In full and without alteration, print the records below, minus any images.

> _Provided data_
= = = = = = =

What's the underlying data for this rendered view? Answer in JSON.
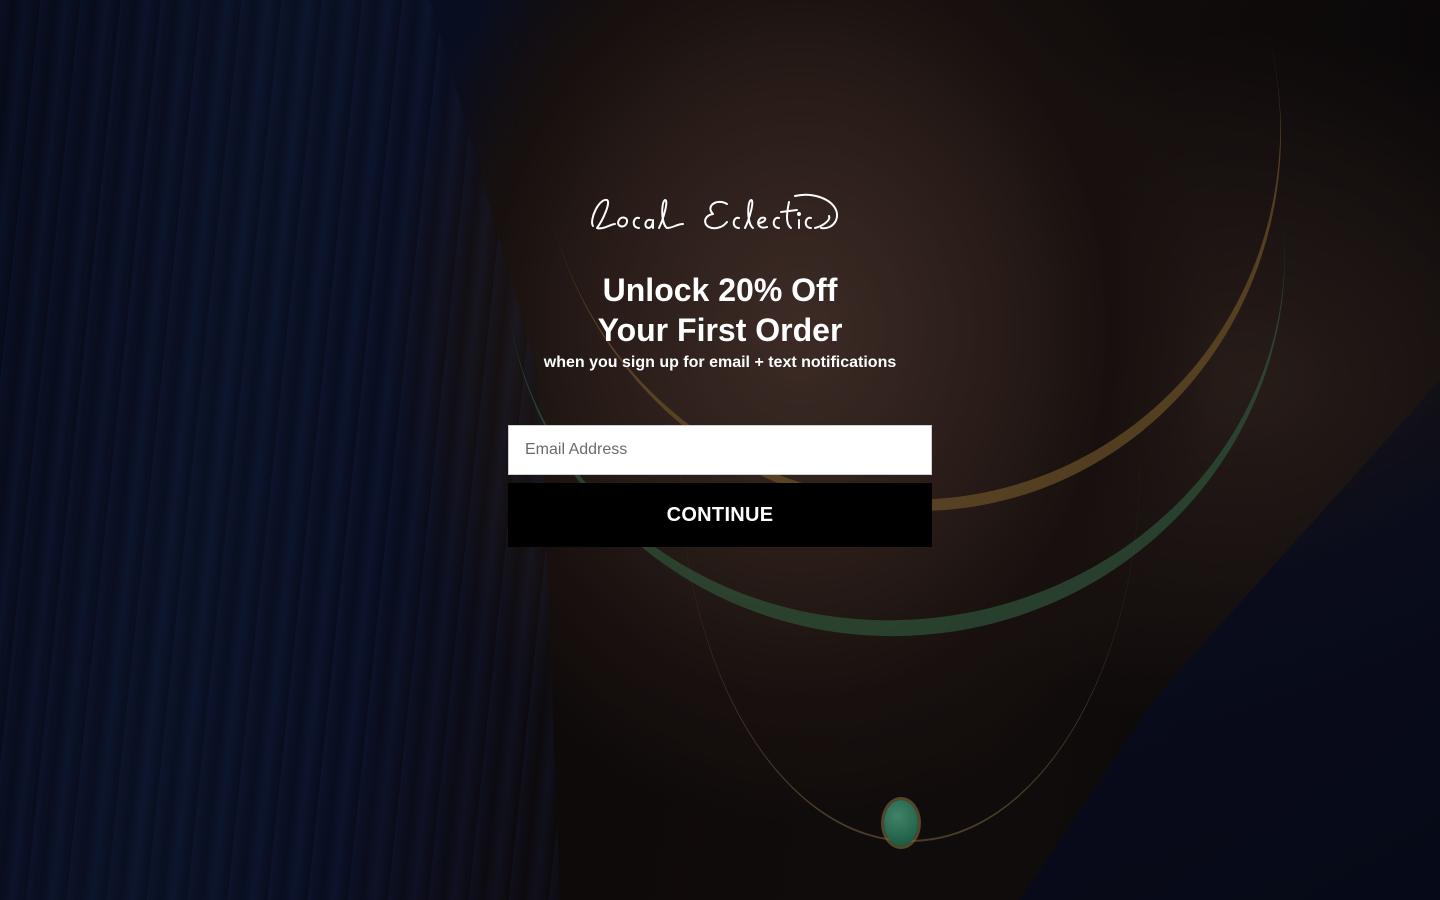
{
  "brand": {
    "logo_text": "Local Eclectic"
  },
  "popup": {
    "headline_line1": "Unlock 20% Off",
    "headline_line2": "Your First Order",
    "subline": "when you sign up for email + text notifications",
    "email_placeholder": "Email Address",
    "email_value": "",
    "continue_label": "CONTINUE"
  },
  "colors": {
    "text": "#ffffff",
    "button_bg": "#000000",
    "input_bg": "#ffffff"
  }
}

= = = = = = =

> _Solution to the exercise_
What's the underlying data for this rendered view? Answer in JSON.
{
  "brand": {
    "logo_text": "Local Eclectic"
  },
  "popup": {
    "headline_line1": "Unlock 20% Off",
    "headline_line2": "Your First Order",
    "subline": "when you sign up for email + text notifications",
    "email_placeholder": "Email Address",
    "email_value": "",
    "continue_label": "CONTINUE"
  },
  "colors": {
    "text": "#ffffff",
    "button_bg": "#000000",
    "input_bg": "#ffffff"
  }
}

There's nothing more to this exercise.